What is a Seller? This is a terrible ruling for Amazon, but who else will it affect? I have no idea. First, the court distinguishes Fox v. Amazon (a 6th Circuit ruling saying Amazon wasn’t the seller) because the applicable Tennessee statutes was worded differently than Pennsylvania’s. That seems to suggest state-by-state variations, with the resulting legal anarchy and plaintiff forum-shopping. That lays the foundation for a possible Supreme Court review.
Second, the majority bent the four “seller” factors a fair amount. Was it because of Amazon-specific facts, or would other courts similarly bend the factors to other marketplaces? So much of the majority’s ruling seemed to turn on Amazon’s insufficient policing/verification of vendors plus a tendentious and uncharitable reading of Amazon’s vendor contract. Perhaps other marketplaces take more steps to accredit vendors or at least don’t exercise control over so many pieces of the sales experience. However, virtually every marketplace will have similar terms in their vendor contracts. If the contractual and technical power to police the marketplace leads to strict liability for insufficient policing, every marketplace is possibly screwed.
Are We at the End of Online Marketplaces? After the district court ruling in Airbnb v. San Francisco, I wrote that “Section 230 Ruling Against Airbnb Puts All Online Marketplaces At Risk.” That’s because the court said that regulators could impose unrestricted legal conditions on “booking transactions,” even if Section 230 protects the predicate content publications before the transactions. The opinion doesn’t cite the Airbnb line of cases, but it reaches a virtually identical result. Because Amazon is the “seller” (and exposed to strict liability, no less), Section 230 doesn’t apply to the sale of goods; though it still protects the predicate content publication. So that means Amazon’s conduct as a seller, just like Airbnb’s booking of transactions, is eligible for regulators to impose unrestricted legal conditions. With that power, you know that regulators will cook up some crazy stuff. If this ruling establishes that it’s open season on online marketplaces, online marketplaces can’t withstand the current liability exposure or the onslaught of new rules inevitably coming for them.

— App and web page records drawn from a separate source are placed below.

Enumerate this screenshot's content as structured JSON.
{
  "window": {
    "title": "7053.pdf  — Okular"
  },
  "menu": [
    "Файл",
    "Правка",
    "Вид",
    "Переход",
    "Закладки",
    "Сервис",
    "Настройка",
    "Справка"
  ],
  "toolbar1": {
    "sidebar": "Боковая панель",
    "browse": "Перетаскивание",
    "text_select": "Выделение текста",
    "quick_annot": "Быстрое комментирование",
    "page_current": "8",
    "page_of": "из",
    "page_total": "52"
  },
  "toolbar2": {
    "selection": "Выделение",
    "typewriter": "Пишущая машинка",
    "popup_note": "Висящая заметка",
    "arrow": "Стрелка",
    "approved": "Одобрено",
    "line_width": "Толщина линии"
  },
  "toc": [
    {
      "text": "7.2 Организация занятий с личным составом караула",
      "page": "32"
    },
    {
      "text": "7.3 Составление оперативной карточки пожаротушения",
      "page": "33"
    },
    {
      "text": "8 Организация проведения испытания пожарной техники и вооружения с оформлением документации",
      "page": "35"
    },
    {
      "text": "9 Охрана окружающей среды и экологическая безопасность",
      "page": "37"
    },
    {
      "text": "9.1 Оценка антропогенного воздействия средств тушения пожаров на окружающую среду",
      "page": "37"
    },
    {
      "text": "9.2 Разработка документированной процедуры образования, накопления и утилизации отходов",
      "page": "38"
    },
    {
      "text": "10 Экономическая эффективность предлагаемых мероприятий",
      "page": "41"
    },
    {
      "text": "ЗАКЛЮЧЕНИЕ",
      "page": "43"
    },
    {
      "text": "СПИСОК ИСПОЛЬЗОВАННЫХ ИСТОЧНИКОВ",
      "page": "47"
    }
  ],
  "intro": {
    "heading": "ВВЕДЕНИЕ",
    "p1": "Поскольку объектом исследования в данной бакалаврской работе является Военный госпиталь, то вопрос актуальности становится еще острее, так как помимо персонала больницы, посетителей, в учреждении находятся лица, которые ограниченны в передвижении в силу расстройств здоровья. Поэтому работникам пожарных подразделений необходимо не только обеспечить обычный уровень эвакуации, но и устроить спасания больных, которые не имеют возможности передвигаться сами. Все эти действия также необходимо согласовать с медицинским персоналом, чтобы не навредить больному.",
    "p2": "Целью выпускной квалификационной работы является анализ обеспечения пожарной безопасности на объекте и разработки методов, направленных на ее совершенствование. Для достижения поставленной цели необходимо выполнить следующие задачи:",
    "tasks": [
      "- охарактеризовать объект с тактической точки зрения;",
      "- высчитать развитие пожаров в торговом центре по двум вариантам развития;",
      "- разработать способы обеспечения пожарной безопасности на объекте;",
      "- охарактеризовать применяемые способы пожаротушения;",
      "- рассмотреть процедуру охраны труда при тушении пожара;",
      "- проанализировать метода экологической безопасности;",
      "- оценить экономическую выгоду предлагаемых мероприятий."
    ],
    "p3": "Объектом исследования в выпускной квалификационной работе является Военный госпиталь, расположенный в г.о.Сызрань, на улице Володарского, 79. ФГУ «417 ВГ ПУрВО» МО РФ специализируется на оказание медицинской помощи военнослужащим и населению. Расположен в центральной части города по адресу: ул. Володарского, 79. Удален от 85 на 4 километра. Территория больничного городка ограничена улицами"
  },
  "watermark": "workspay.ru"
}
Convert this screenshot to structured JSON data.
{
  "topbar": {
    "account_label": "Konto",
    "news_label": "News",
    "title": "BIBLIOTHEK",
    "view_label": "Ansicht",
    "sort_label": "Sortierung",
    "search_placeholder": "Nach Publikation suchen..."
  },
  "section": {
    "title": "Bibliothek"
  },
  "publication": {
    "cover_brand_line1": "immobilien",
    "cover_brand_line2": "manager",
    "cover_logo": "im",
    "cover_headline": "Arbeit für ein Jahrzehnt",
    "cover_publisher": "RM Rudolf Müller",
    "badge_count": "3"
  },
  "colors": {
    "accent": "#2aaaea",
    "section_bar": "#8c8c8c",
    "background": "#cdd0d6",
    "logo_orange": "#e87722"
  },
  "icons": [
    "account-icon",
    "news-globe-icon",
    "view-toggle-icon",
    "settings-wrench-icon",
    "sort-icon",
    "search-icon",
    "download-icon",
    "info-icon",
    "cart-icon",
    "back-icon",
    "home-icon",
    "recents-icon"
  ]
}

Case citation: Oberdorf v. Amazon.com Inc., 2019 WL 2849153 (3d. Cir. July 3, 2019)
Selected Related Posts:
* Amazon Might Be Liable for Defective Marketplace Items (But Only When It Tries to Warn Consumers)–Fox v. Amazon
* Amazon Isn’t Liable for Defective Marketplace Sale (No Thanks to Section 230)–Erie Insurance v. Amazon
* Online Marketplace Defeats Trademark Suit Because It’s Not the “Seller”–OSU v. Redbubble
* Amazon Again Avoids Liability for Defective Marketplace Item–Fox v. Amazon
* Recapping a Year’s Worth of Section 230 Cases That Got Stuck in My Blogging Queue
* Amazon Doesn’t “Sell” Its Marketplace Goods–Milo & Gabby v. Amazon
* eBay Isn’t Liable for Patent-Infringing Marketplace Sales–Blazer v. eBay
* Section 230 Doesn’t Protect Amazon From Products Liability Claims–McDonald v. LG
* eBay Isn’t Liable for Selling Recalled Merchandise–Hinton v. Amazon